With our training over, our guides (three or so of them) led us along the riverbank until we reached a narrow cleft in the ground. Scrambling down into this, we soon followed a side passageway that led us to a larger cave where the nearby stream flow flowed underground. From here, we'd be following the course of the water.
After walkiing down the shallow watery streambed a short way, we came to the first of the waterfalls. Although it sounded impressive in the close quarters of the cave, it really wasn't all that much - maybe a five or six feet drop. In fact, it was clear that one could easily downscramble adjacent to the waterfall. But, in the spirit of cave adventuring, we were told to do one of our backward jumps off of the lip. Slightly disconcerting in the dark, but it was all over quickly and without drama.
Ready to enter underworld

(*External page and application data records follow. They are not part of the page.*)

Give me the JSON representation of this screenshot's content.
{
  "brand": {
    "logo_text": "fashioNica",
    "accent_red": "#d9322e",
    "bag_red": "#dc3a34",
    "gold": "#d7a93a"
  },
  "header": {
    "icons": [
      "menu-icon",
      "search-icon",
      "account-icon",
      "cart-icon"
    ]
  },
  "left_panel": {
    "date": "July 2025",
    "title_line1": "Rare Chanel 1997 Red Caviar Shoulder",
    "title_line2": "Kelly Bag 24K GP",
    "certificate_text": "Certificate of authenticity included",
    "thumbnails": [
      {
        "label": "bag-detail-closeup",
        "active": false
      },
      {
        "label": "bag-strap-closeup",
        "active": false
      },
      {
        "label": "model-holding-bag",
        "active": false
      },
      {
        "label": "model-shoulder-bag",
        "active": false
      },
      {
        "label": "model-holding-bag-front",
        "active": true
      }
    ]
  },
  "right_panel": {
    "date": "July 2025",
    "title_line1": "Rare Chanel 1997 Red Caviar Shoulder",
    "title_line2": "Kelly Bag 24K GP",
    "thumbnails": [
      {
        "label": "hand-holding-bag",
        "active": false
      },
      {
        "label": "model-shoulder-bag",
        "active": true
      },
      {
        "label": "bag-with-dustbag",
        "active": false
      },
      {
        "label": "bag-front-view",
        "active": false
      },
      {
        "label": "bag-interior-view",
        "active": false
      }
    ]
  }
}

The glowworms did not disappoint. Already we were seeing patches of them above us on the ceiling - ghostly star-like pinpricks of blue-green light. They were surprisingly bright. I really missed having my camera (in fact, I had brought my waterproof Outex in case I'd be able to bring it, but they explicitly disallowed it).
Ruakuri Cave Exit
The "Black Labyrinth" tour continued - sometimes floating down placid corridors in our inner tubes, sometimes scrambling over rocks, sometime splashing through shallows. One more (slightly larger) waterfall necessitated another easy backwards jump. Some more floating in a wider, larger and longer stretch of water brought us to the cave exit - a beautiful spot where a bright window of thick jungle-y vegetation was framed by textured cave walls.
Black Labyrinth exit
One by one, we popped out of the cave and warmed up in the sun (the cave and cave water is fairly cool), waiting for our eyes to readjust to daylight. After a final group photo, we walked back out along a trail (we had emerged along the Ruakuri bushwalk) to a nearby trailhead and parking lot, where the company bus was waiting to take us back to the company's main complex.
Back at the company facility, we removed and washed our wetsuit gear, had a quick shower, dried ourselves off, and availed ourselves of the free lunch that came with our tour package. I very much wanted to try and get a few of my own pictures of the cave we'd just been in, so we drove ourselves back to the Ruakuri bushwalk, and we walked back up to our cave exit. With my camera inside my waterproof enclosure, I waded into our cave exit as far as I dared. Although I was unable to get far enough in to photograph glowworms (I would have had to swim and I did not have any sort of wetsuit), I did get some nice cave entrance shots.
It was only mid-afternoon at this point, and since we were already partway in on this bushwalk, we all decided to continue exploring it. The track is considered one of New Zealand's best short bushwalks, and it was indeed quite nice. Nicely tracked with boardwalks, stairs, bridges, and decks, the bushwalk takes you through a forested gorge full of tunnels, sinkholes, and interesting / unique viewpoints.
Interactive trackmap with photo points - Ruakuri Bushwalk - click map to view
We took a slightly different highway routing on the way back to Taupo, which led through more amazingly beautiful countryside. Back at home, we had a nice leisurely evening, enjoying a game of Agricola with Jenn, Andy, and Andrea.